At AquaMobile, we want to educate everyone on the importance of water safety. In this article, we’ll give you the information you need about life jacket expiration and how to tell when it’s time for an upgrade.
Do Life Jackets Expire?
There are various types of life jackets, the most common being foam life jackets and inflatable life jackets. Technically, the life jacket itself does not expire. It’s the material within the vest that loses it ability to retain buoyancy when in water over time.
The material in a foam life jacket is susceptible to damage and lower buoyancy due to regular wear and tear. This can heavily affect how it performs and protects the user when they’re in the water. Make sure to store your PFDs in dry cool areas and only use them for their intended purpose.
Inflatable life jackets use a carbon dioxide (CO2) tank to inflate themselves. It’s important to check the recommended tank replacement date before purchasing an inflatable life jacket. These tanks usually have a 1-3 year life span. It’s also important to examine the tank for any damage, dirt, or corrosion every few months.
How to Test Your Life Jackets
If you have a life jacket around your home, whether a foam or inflatable one, that hasn’t been worn in a long time it’s best to test it before you take it out on a boating trip or swim.
You can test foam life jackets by simply putting them on and floating in calm or confined water conditions. The vest should fit properly, when you float in the water. It should not rise up over your shoulders when your are in the water. If you cannot float safely with the life jacket, it can mean that the foam inside has lost its buoyancy and the jacket should be replaced.

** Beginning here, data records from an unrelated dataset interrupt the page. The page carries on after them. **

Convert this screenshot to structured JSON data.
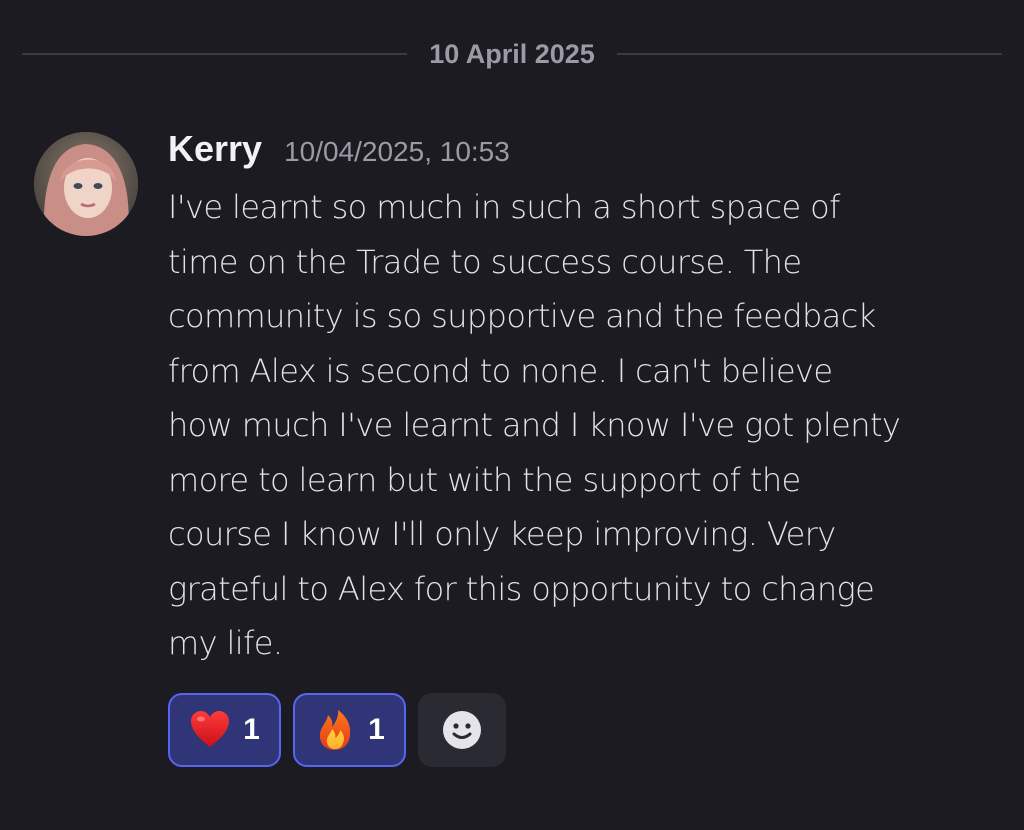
{
  "divider": {
    "date": "10 April 2025"
  },
  "message": {
    "username": "Kerry",
    "timestamp": "10/04/2025, 10:53",
    "lines": [
      "I've learnt so much in such a short space of",
      "time on the Trade to success course. The",
      "community is so supportive and the feedback",
      "from Alex is second to none. I can't believe",
      "how much I've learnt and I know I've got plenty",
      "more to learn but with the support of the",
      "course I know I'll only keep improving. Very",
      "grateful to Alex for this opportunity to change",
      "my life."
    ]
  },
  "reactions": [
    {
      "emoji": "heart-icon",
      "count": "1"
    },
    {
      "emoji": "fire-icon",
      "count": "1"
    }
  ],
  "add_reaction": {
    "icon": "smiley-add-reaction-icon"
  },
  "colors": {
    "background": "#1b1b21",
    "reaction_active_bg": "#2f3576",
    "reaction_active_border": "#5865f2",
    "muted_text": "#9b9ba5"
  }
}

In the case of an inflatable life jacket, the process is the same. It should fit snug (but not overly constricted). Instead of testing the foam buoyancy, in this case you must check the CO2 tank expiration.
Before you head out to the water:
- Check your life jacket expiration date.
- Test your life jackets.
- Replace it if it can’t be used!
We hope these tips help you stay safe this summer!
Let us know what you think in the comments below